From the Giant Golden Crowned Flying Fox, a megabat with a wingspan of over five feet, to the aptly named Bumblebee Bat, the world's smallest mammal, the number and diversity of bat species is proving to be very rich and vastly underestimated. Nocturnal, fast-flying, and secretive, their behaviours are extremely difficult to observe and catalog. This lavishly illustrated handbook offers in-depth profiles of 300 megabats and microbats and detailed summaries of all the species identified to date. An endlessly fascinating guide with a hefty introduction exploring their natural history and unique adaptations to life on the wing, Bats includes close-up images of these animals' delicate, intricate and sometimes grotesque forms and faces, each shaped by evolution to meet the demands of an extraordinarily specialized life.
Bat Research 10
What is a Bat? 12
Bats & People 48
About this Book 57

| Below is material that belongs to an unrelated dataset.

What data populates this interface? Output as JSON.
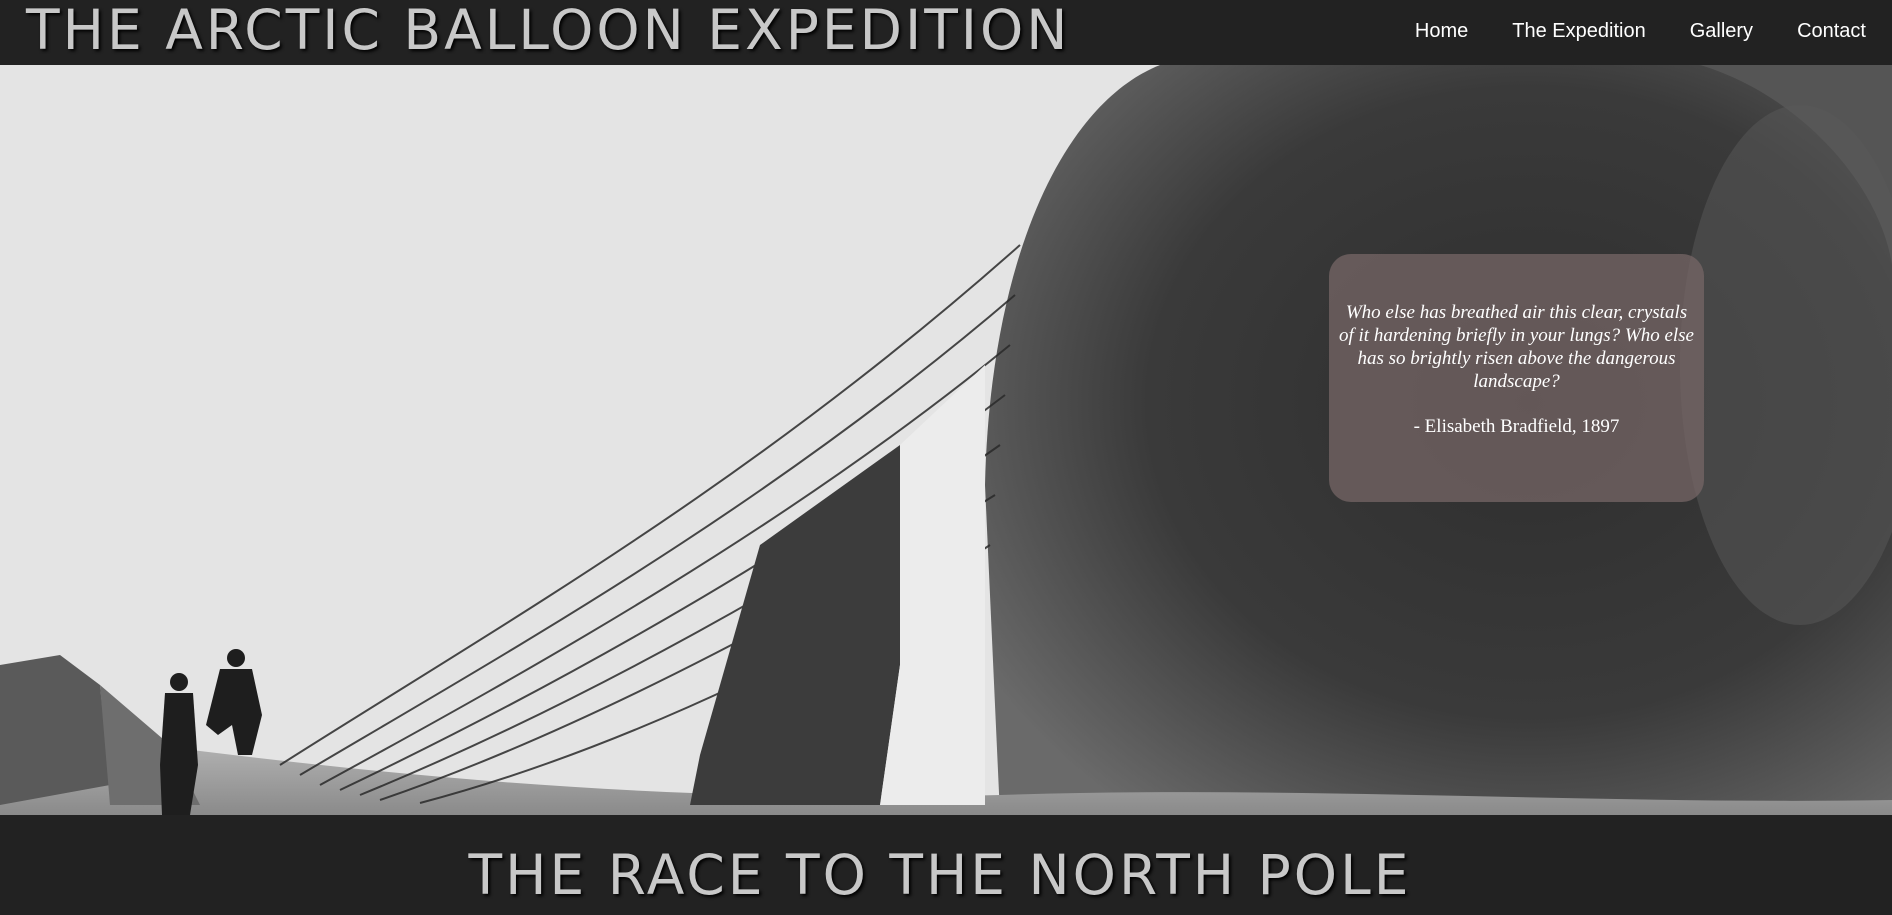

Yangochiroptera accounts 58
Yinpterochiroptera accounts 298
Index of Scientific Names 388
Index of Common Names 397
Acknowledgments & Biographies 400
Marianne Taylor is a freelance writer, illustrator, photographer and editor. Her interest in natural history began from an extremely early age, as she became passionately interested in first butterflies and then birds, then wildlife in general. As the daughter of two librarians, one of whom later became a secondhand bookseller, she was as bookish as she was animal-obsessed. She worked for seven years in natural history publishing, first in the natural history department of Bloomsbury Publishing, and later for Birdwatch magazine. She began a new career as a freelance writer in 2007, and since then has written more than a dozen books for adults and children on a range of natural history subjects. Her previous work includes RSPB British Birds of Prey (A&C Black), Dragonflight (Bloomsbury), and The Nature Book (Michael O'Mara).
"[...] Meshing deft scientific text with Tuttle’s sumptuous images, it’s a superb introduction to the baroque morphologies and flying prowess of these beguiling beasts."
– Nature 567, 459 (2019)